Your instructions:
Leave out the pictures and restate the rest of the data exactly.

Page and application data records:
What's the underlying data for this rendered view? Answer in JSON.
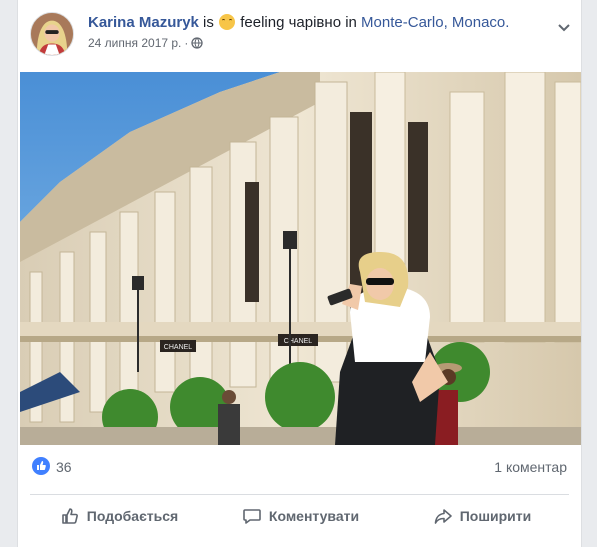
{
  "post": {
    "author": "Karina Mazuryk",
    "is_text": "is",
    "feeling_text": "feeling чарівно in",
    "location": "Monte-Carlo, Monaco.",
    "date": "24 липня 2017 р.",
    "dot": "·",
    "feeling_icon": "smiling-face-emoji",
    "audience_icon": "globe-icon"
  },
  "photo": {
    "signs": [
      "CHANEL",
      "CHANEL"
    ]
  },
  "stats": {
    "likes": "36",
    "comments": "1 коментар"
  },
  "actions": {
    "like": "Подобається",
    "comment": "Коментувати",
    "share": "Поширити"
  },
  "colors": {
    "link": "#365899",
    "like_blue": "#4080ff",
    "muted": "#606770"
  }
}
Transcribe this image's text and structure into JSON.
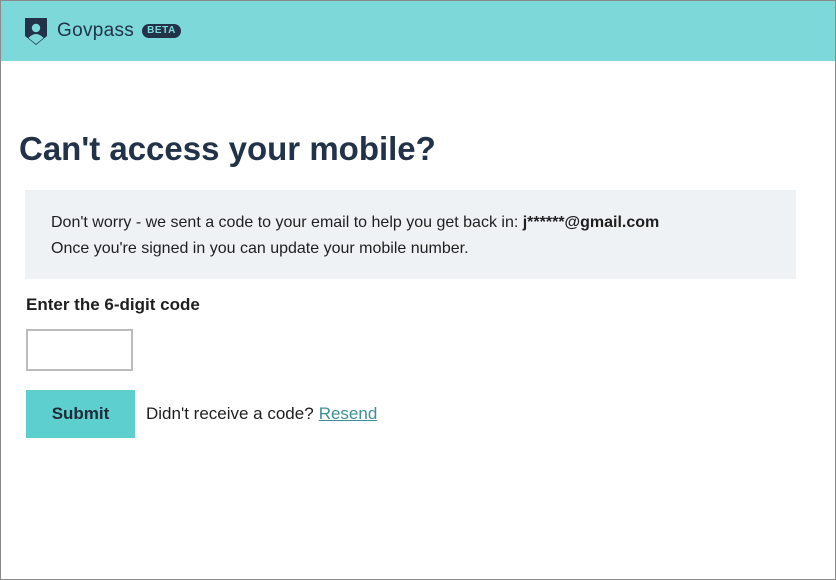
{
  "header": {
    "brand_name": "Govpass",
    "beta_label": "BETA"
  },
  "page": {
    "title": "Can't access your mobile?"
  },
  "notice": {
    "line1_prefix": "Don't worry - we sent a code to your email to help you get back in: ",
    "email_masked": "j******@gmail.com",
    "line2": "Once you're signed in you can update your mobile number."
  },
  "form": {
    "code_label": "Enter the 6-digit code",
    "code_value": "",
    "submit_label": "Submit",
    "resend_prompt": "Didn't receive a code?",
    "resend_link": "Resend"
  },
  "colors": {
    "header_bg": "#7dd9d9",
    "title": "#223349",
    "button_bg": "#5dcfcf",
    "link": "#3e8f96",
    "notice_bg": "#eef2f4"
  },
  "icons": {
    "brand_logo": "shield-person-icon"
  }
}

Response:
What's the underlying data for this rendered view? Answer in JSON.
{
  "post": {
    "author": "Karina Mazuryk",
    "is_text": "is",
    "feeling_text": "feeling чарівно in",
    "location": "Monte-Carlo, Monaco.",
    "date": "24 липня 2017 р.",
    "dot": "·",
    "feeling_icon": "smiling-face-emoji",
    "audience_icon": "globe-icon"
  },
  "photo": {
    "signs": [
      "CHANEL",
      "CHANEL"
    ]
  },
  "stats": {
    "likes": "36",
    "comments": "1 коментар"
  },
  "actions": {
    "like": "Подобається",
    "comment": "Коментувати",
    "share": "Поширити"
  },
  "colors": {
    "link": "#365899",
    "like_blue": "#4080ff",
    "muted": "#606770"
  }
}
Transcribe this image's text and structure into JSON.
{
  "header": {
    "brand_name": "Govpass",
    "beta_label": "BETA"
  },
  "page": {
    "title": "Can't access your mobile?"
  },
  "notice": {
    "line1_prefix": "Don't worry - we sent a code to your email to help you get back in: ",
    "email_masked": "j******@gmail.com",
    "line2": "Once you're signed in you can update your mobile number."
  },
  "form": {
    "code_label": "Enter the 6-digit code",
    "code_value": "",
    "submit_label": "Submit",
    "resend_prompt": "Didn't receive a code?",
    "resend_link": "Resend"
  },
  "colors": {
    "header_bg": "#7dd9d9",
    "title": "#223349",
    "button_bg": "#5dcfcf",
    "link": "#3e8f96",
    "notice_bg": "#eef2f4"
  },
  "icons": {
    "brand_logo": "shield-person-icon"
  }
}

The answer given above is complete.